Lawmakers expressed both anger and bewilderment that IRS leaders had not told Congress sooner about indications that the tax agency had improperly singled out conservatives and Tea Party groups seeking tax-exempt status.
A highly anticipated hearing by the top investigative committee in the Republican-controlled House delivered on the drama that was expected. Lois Lerner, the IRS official in charge of the division accused of wrongdoing, invoked her Fifth Amendment right against testifying, and defiantly asserted her innocence.
"I have not done anything wrong. I have not broken any laws," she said. "I have not violated any IRS rules or regulations and I have not provided any false information to this or any other committee."
IRS Director of Exempt Organizations Lois Lerner addresses a House committee during a hearing on the agency's targeting of political groups.
But her refusal to testify left the hearing on an uncertain note. Republicans only recessed the meeting – versus formally adjourning it – and threatened to re-call Lerner, whom they asserted had waived her Fifth Amendment privileges by making her brief statement.
"I am looking into the possibility of recalling her and insist she answer questions in light of a waiver,” said Rep. Darrell Issa, R-Calif., the chairman of the committee.

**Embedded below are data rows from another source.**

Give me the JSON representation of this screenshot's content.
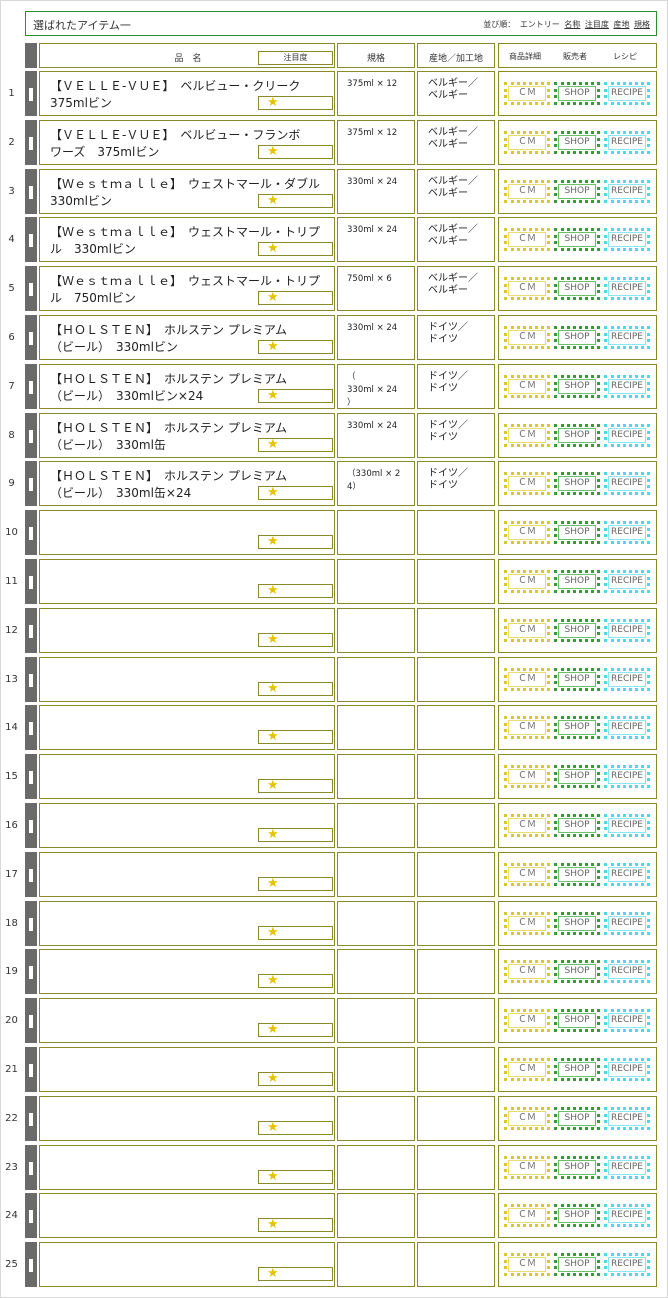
{
  "header": {
    "title": "選ばれたアイテム一",
    "sort_label": "並び順：",
    "sort_options": [
      "エントリー",
      "名称",
      "注目度",
      "産地",
      "規格"
    ]
  },
  "columns": {
    "name": "品　名",
    "attention": "注目度",
    "spec": "規格",
    "origin": "産地／加工地",
    "detail": "商品詳細",
    "seller": "販売者",
    "recipe": "レシピ"
  },
  "buttons": {
    "cm": "ＣＭ",
    "shop": "SHOP",
    "recipe": "RECIPE"
  },
  "attention_icon": "star-icon",
  "rows": [
    {
      "num": "1",
      "name": "【ＶＥＬＬＥ-ＶＵＥ】　ベルビュー・クリーク\n375mlビン",
      "spec": "375ml × 12",
      "origin": "ベルギー／\nベルギー"
    },
    {
      "num": "2",
      "name": "【ＶＥＬＬＥ-ＶＵＥ】　ベルビュー・フランボ\nワーズ　375mlビン",
      "spec": "375ml × 12",
      "origin": "ベルギー／\nベルギー"
    },
    {
      "num": "3",
      "name": "【Ｗｅｓｔｍａｌｌｅ】　ウェストマール・ダブル\n330mlビン",
      "spec": "330ml × 24",
      "origin": "ベルギー／\nベルギー"
    },
    {
      "num": "4",
      "name": "【Ｗｅｓｔｍａｌｌｅ】　ウェストマール・トリプ\nル　330mlビン",
      "spec": "330ml × 24",
      "origin": "ベルギー／\nベルギー"
    },
    {
      "num": "5",
      "name": "【Ｗｅｓｔｍａｌｌｅ】　ウェストマール・トリプ\nル　750mlビン",
      "spec": "750ml × 6",
      "origin": "ベルギー／\nベルギー"
    },
    {
      "num": "6",
      "name": "【ＨＯＬＳＴＥＮ】　ホルステン プレミアム\n（ビール）　330mlビン",
      "spec": "330ml × 24",
      "origin": "ドイツ／\nドイツ"
    },
    {
      "num": "7",
      "name": "【ＨＯＬＳＴＥＮ】　ホルステン プレミアム\n（ビール）　330mlビン×24",
      "spec": "（\n330ml × 24\n）",
      "origin": "ドイツ／\nドイツ"
    },
    {
      "num": "8",
      "name": "【ＨＯＬＳＴＥＮ】　ホルステン プレミアム\n（ビール）　330ml缶",
      "spec": "330ml × 24",
      "origin": "ドイツ／\nドイツ"
    },
    {
      "num": "9",
      "name": "【ＨＯＬＳＴＥＮ】　ホルステン プレミアム\n（ビール）　330ml缶×24",
      "spec": "（330ml × 2\n4）",
      "origin": "ドイツ／\nドイツ"
    },
    {
      "num": "10",
      "name": "",
      "spec": "",
      "origin": ""
    },
    {
      "num": "11",
      "name": "",
      "spec": "",
      "origin": ""
    },
    {
      "num": "12",
      "name": "",
      "spec": "",
      "origin": ""
    },
    {
      "num": "13",
      "name": "",
      "spec": "",
      "origin": ""
    },
    {
      "num": "14",
      "name": "",
      "spec": "",
      "origin": ""
    },
    {
      "num": "15",
      "name": "",
      "spec": "",
      "origin": ""
    },
    {
      "num": "16",
      "name": "",
      "spec": "",
      "origin": ""
    },
    {
      "num": "17",
      "name": "",
      "spec": "",
      "origin": ""
    },
    {
      "num": "18",
      "name": "",
      "spec": "",
      "origin": ""
    },
    {
      "num": "19",
      "name": "",
      "spec": "",
      "origin": ""
    },
    {
      "num": "20",
      "name": "",
      "spec": "",
      "origin": ""
    },
    {
      "num": "21",
      "name": "",
      "spec": "",
      "origin": ""
    },
    {
      "num": "22",
      "name": "",
      "spec": "",
      "origin": ""
    },
    {
      "num": "23",
      "name": "",
      "spec": "",
      "origin": ""
    },
    {
      "num": "24",
      "name": "",
      "spec": "",
      "origin": ""
    },
    {
      "num": "25",
      "name": "",
      "spec": "",
      "origin": ""
    }
  ]
}
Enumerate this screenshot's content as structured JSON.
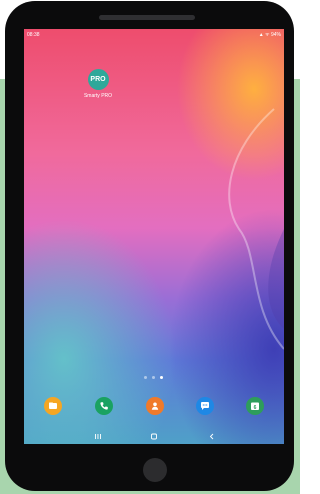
{
  "status_bar": {
    "time": "08:38",
    "right": "▲ ᯤ 94%"
  },
  "home_screen": {
    "app": {
      "icon_text": "PRO",
      "label": "Smarty PRO",
      "color": "#2fa89a"
    },
    "page_indicator": {
      "pages": 3,
      "active": 3
    }
  },
  "dock": [
    {
      "name": "my-files-icon",
      "color": "#f5a623"
    },
    {
      "name": "phone-icon",
      "color": "#1aa261"
    },
    {
      "name": "contacts-icon",
      "color": "#f07a2a"
    },
    {
      "name": "messages-icon",
      "color": "#1e88e5"
    },
    {
      "name": "calendar-icon",
      "color": "#2e9d5b",
      "text": "6"
    }
  ],
  "nav_bar": {
    "recents": "recents-icon",
    "home": "home-icon",
    "back": "back-icon"
  },
  "colors": {
    "frame": "#0b0b0c",
    "backdrop": "#a8d5ad"
  }
}
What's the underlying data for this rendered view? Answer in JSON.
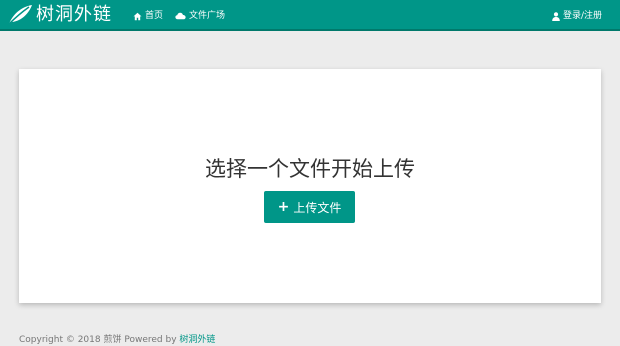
{
  "colors": {
    "accent": "#009688",
    "accent_dark": "#00796b",
    "background": "#ececec",
    "card": "#ffffff"
  },
  "header": {
    "brand": "树洞外链",
    "logo_icon": "leaf-icon",
    "nav": [
      {
        "label": "首页",
        "icon": "home-icon"
      },
      {
        "label": "文件广场",
        "icon": "cloud-icon"
      }
    ],
    "login": {
      "label": "登录/注册",
      "icon": "user-icon"
    }
  },
  "main": {
    "prompt": "选择一个文件开始上传",
    "upload_button": {
      "label": "上传文件",
      "icon": "plus-icon"
    }
  },
  "footer": {
    "copyright": "Copyright © 2018",
    "author": "煎饼",
    "powered": "Powered by",
    "powered_link": "树洞外链"
  }
}
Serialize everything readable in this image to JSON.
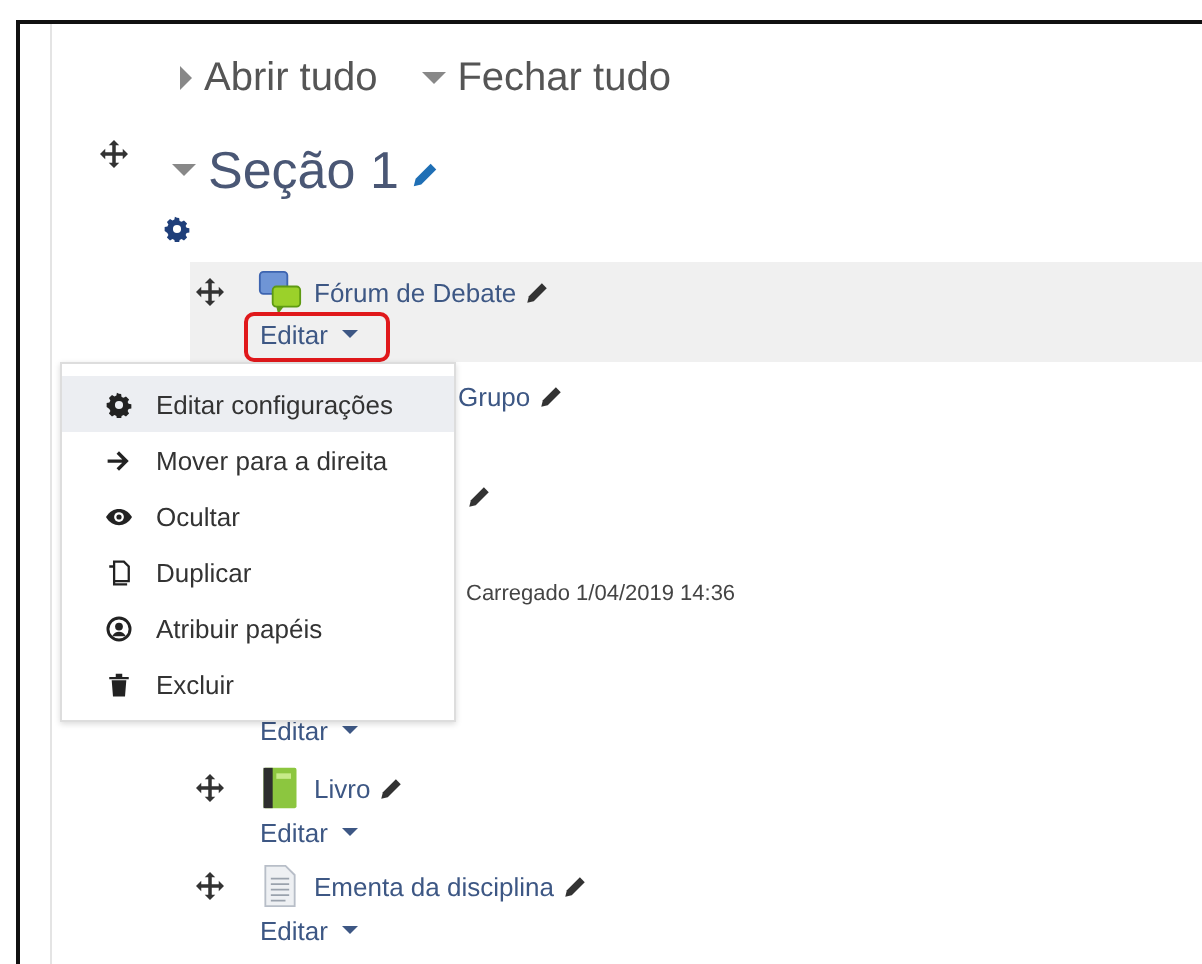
{
  "toolbar": [
    {
      "label": "Abrir tudo",
      "expanded": false
    },
    {
      "label": "Fechar tudo",
      "expanded": true
    }
  ],
  "section": {
    "title": "Seção 1",
    "expanded": true
  },
  "activities": [
    {
      "kind": "forum",
      "name": "Fórum de Debate",
      "edit_label": "Editar",
      "highlighted": true,
      "outlined": true
    },
    {
      "kind": "covered",
      "name": "Grupo"
    },
    {
      "kind": "covered"
    },
    {
      "kind": "info",
      "info": "Carregado 1/04/2019 14:36",
      "edit_label": "Editar"
    },
    {
      "kind": "book",
      "name": "Livro",
      "edit_label": "Editar",
      "highlighted": false,
      "outlined": false
    },
    {
      "kind": "page",
      "name": "Ementa da disciplina",
      "edit_label": "Editar",
      "highlighted": false,
      "outlined": false
    }
  ],
  "menu": {
    "items": [
      {
        "kind": "gear",
        "label": "Editar configurações",
        "selected": true
      },
      {
        "kind": "arrow",
        "label": "Mover para a direita",
        "selected": false
      },
      {
        "kind": "eye",
        "label": "Ocultar",
        "selected": false
      },
      {
        "kind": "copy",
        "label": "Duplicar",
        "selected": false
      },
      {
        "kind": "user",
        "label": "Atribuir papéis",
        "selected": false
      },
      {
        "kind": "trash",
        "label": "Excluir",
        "selected": false
      }
    ]
  }
}
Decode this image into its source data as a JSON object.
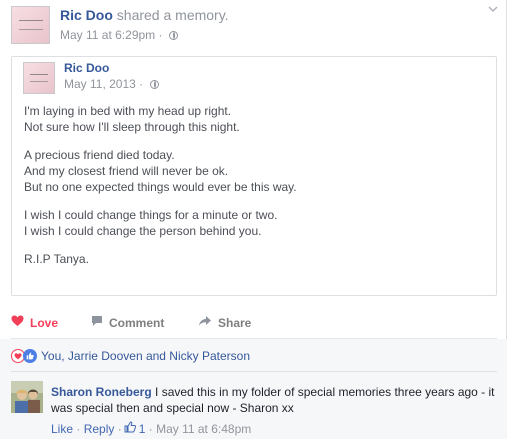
{
  "post": {
    "author": "Ric Doo",
    "action": "shared a memory.",
    "timestamp": "May 11 at 6:29pm",
    "privacy_icon": "globe-icon"
  },
  "memory": {
    "author": "Ric Doo",
    "timestamp": "May 11, 2013",
    "stanzas": [
      [
        "I'm laying in bed with my head up right.",
        "Not sure how I'll sleep through this night."
      ],
      [
        "A precious friend died today.",
        "And my closest friend will never be ok.",
        "But no one expected things would ever be this way."
      ],
      [
        "I wish I could change things for a minute or two.",
        "I wish I could change the person behind you."
      ],
      [
        "R.I.P Tanya."
      ]
    ]
  },
  "actions": {
    "love_label": "Love",
    "comment_label": "Comment",
    "share_label": "Share"
  },
  "reactions": {
    "summary": "You, Jarrie Dooven and Nicky Paterson"
  },
  "comment": {
    "author": "Sharon Roneberg",
    "text": "I saved this in my folder of special memories three years ago - it was special then and special now - Sharon xx",
    "like_label": "Like",
    "reply_label": "Reply",
    "like_count": "1",
    "timestamp": "May 11 at 6:48pm"
  },
  "colors": {
    "link": "#365899",
    "love": "#f33e58",
    "muted": "#90949c"
  }
}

But much of lawmakers' ire was trained on the IRS leadership for failing to disclose any indication of IRS wrongdoing to the House Oversight and Government Reform Committee, whose inquiry into the matter prompted an inspector general inquiry into targeting of conservative groups. Both Democrats and Republicans voiced outrage that Douglas Shulman, the commissioner of the IRS during much of the abuses, did not tell lawmakers that an internal IRS investigation had suggested improper action by the IRS to single out conservative groups.
"At that point, I didn’t have anything concrete," Shulman responded. "I didn’t have a full set of facts to come back to Congress or the committee with."
His answered angered Democrats as much as Republicans.
"If you didn’t know, you were derelict in your duty," said Issa.
Carolyn Kaster / AP
House Oversight Committee Chairman Rep. Darrell Issa, R-Calif. holds up a document as he speaks to IRS official Lois Lerner on Capitol Hill, Wednesday, May 22, 2013, during the committee's hearing to investigate the extra scrutiny IRS gave to Tea Party and other conservative groups that applied for tax-exempt status.
"You misled Congress. Make no question about it … When you learned there was a list, you did nothing," said Rep. Stephen Lynch, D-Mass., who raised the prospect of appointing a special prosecutor in his opening remarks. "You abdicated your responsibility and you allowed Congress to proceed under your prior information that was false, that was untrue."
And for the first time, the IRS inspector general who generated the report that laid out the explosive allegations, J. Russell George, came under scrutiny from lawmakers. Issa pressed George as to why his office hadn't told Congress about indications of targeting at an earlier point during the investigation.
"I think it would behoove all of us to make sure that accurate information is given to Congress so we don’t act precipitously," George responded in reference to his office's actions.
The tense exchanges followed a somewhat explosive opening to the hearing, in which Lerner refused to answer lawmakers’ questions. But she delivered a brief statement explaining her role at the IRS and denying any wrongdoing.
That statement angered committee conservatives, who said that Lerner had essentially offered testimony, and thus had waived her ability to invoke her constitutional right to not testify. Issa dismissed Lerner nonetheless, but warned that his panel might again seek her testimony in the future. Following her dismissal, Lerner’s role remained largely absent through the questioning of the other witnesses.
The scrutiny of the IRS witnesses was characteristic of a hearing that focused far more on the actions of the agency and the subsequent investigation than whether the IRS came under undue influence from the Obama administration to single out conservatives.
The one administration witness, Deputy Treasury Secretary Neal Wolin, denied that he had ever directed the targeting of conservative groups. "Absolutely not, congresswoman," he said in response to a question on that matter, one of the few questions he faced during the hearing.
While Republicans have insinuated for much of the last two weeks that the IRS abuses were part of a "culture of intimidation" within the Obama administration, that line of inquiry generally took a backseat during Wednesday's hearing. (By contrast, Republicans focused on finding ties to Obama much more during a hearing last Friday by the House Ways and Means Committee and a hearing Tuesday before the Senate Finance Committee.)
An exception to that came when Rep. Jim Jordan, R-Ohio, linked the Obama administration’s assertion that the IRS abuses were limited to rogue employees to its initial assertion following last year’s terror attack in Benghazi that it was the outgrowth of a spontaneous protest. (This assertion about Benghazi was eventually proved wrong, and has become another point of contention between the White House and congressional Republicans.)
This story was originally published on Wed May 22, 2013 10:41 AM EDT